On the east wall is a square of four photographs; from the top row, Edward Weston’s “Carlos Merida” and Ansel Adams’ “A Man of Taos, Tony Lujan” peer down at me, Weston’s with a piercing, inquisitive stare and Adams’ with an atmosphere of untouchable regality. The bottom row features Weston’s “Jean Charlot” and “Eleanore Stone” – both their poses strikingly different yet neither confronting the viewer. The former covers his face with one hand in what appears to be shame and frustration, the glasses behind his fingers slipping down his nose. The latter, on the other hand, poses with a confidence that places the subject almost in the present day. With her head shaved bald, “Eleanor Stone” looks into the distance to the left of the frame, presenting a shadowy profile composed of sharp, bold angles and a charming smirk. She poses with a self-assurance unlike the other subjects of the exhibit who appear tired and worn down by their years.
The final wall most notably features two portraits of the same subject and title by Ansel Adams, “José Clemente Orozco.” Both frames display the same photograph, but the one on the right is shrunken and cropped much more than the one on the left. Placed extremely close to the subject’s face, the reflective details of the man’s glasses and the fine texture of his moustache are represented with immediate clarity. Despite knowing nothing of this man, it feels like I am standing inches away from his face. The juxtaposition of the two frames highlights the viewer’s experience with voyeurism; while with the left-hand photograph I am forced to examine the typically ignored details and nuances of the subject’s face, with the right-hand one I am able see my own reflection in the white space. I am confronted not only by the reality of this man but also by my own existence in conjunction with his.
Despite its limited examples, “About Face” is an intriguing examination of modernistic portraiture and contemplative mode of interaction between photography and its viewer. Given the small size of the exhibit, it is more than worth the five minutes it takes to absorb and reflect upon the photographs presented. Plus, it is not every day that you can stare at a stranger’s face for as long as you like.

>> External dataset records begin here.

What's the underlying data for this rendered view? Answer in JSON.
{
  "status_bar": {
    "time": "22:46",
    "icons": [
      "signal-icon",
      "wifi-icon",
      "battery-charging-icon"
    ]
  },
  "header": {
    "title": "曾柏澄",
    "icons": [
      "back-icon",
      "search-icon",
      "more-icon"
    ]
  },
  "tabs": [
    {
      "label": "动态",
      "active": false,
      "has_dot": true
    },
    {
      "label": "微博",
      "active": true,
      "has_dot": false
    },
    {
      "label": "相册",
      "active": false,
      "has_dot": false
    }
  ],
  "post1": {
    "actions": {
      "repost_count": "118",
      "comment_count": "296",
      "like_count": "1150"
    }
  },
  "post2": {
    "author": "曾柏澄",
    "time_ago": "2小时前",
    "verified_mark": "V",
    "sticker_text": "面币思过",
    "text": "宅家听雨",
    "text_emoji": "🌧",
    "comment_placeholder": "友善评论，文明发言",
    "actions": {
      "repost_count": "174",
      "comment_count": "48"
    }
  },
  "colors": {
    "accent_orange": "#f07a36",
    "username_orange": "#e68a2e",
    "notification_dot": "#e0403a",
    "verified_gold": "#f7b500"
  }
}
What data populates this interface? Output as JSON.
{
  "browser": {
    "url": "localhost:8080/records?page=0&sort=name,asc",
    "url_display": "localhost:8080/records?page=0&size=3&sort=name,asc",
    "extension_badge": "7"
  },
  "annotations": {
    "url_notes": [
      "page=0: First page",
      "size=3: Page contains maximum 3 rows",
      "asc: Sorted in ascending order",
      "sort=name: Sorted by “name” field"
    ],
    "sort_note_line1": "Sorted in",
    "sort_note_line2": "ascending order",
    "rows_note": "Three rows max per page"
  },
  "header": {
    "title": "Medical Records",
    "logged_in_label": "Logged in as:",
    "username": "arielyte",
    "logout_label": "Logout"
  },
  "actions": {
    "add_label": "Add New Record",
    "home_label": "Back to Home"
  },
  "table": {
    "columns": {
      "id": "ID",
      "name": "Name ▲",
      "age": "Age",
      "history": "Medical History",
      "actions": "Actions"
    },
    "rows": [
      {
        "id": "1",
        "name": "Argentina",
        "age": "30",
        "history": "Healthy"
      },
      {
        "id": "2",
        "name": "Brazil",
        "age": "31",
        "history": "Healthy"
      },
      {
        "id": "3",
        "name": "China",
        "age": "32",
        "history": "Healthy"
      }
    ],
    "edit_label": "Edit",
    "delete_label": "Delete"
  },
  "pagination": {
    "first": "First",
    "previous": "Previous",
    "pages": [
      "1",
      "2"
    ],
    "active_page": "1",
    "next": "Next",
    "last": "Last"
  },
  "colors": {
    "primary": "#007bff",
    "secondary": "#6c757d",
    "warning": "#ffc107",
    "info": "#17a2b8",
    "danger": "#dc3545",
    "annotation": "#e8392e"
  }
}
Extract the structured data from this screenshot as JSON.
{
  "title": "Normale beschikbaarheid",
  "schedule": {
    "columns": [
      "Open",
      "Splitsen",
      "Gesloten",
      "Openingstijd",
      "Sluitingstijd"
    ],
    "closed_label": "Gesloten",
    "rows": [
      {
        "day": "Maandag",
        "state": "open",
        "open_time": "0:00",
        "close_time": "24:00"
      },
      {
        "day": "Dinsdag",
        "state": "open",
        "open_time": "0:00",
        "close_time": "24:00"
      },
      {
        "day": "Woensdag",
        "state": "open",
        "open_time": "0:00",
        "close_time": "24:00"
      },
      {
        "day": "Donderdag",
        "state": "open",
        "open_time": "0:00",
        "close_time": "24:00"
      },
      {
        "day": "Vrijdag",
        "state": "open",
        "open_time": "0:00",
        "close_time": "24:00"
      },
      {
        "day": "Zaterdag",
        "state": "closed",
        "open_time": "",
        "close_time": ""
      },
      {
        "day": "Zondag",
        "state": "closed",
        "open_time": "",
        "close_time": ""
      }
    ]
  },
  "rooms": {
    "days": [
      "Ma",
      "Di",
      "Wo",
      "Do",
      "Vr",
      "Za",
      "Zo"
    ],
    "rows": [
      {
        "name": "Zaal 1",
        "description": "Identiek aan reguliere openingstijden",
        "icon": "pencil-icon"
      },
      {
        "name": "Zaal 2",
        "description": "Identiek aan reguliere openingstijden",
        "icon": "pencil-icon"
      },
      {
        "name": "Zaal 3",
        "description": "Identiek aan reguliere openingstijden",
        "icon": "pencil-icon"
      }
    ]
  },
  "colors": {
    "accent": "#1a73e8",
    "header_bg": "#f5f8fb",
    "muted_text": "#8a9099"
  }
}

‘About Face’: Intimacy and Abstraction in Photographic Portraits is on exhibition in the Cantor Arts Center until March 4, 2018.
Contact Julia Gordon at jmgordon ‘at’ stanford.edu .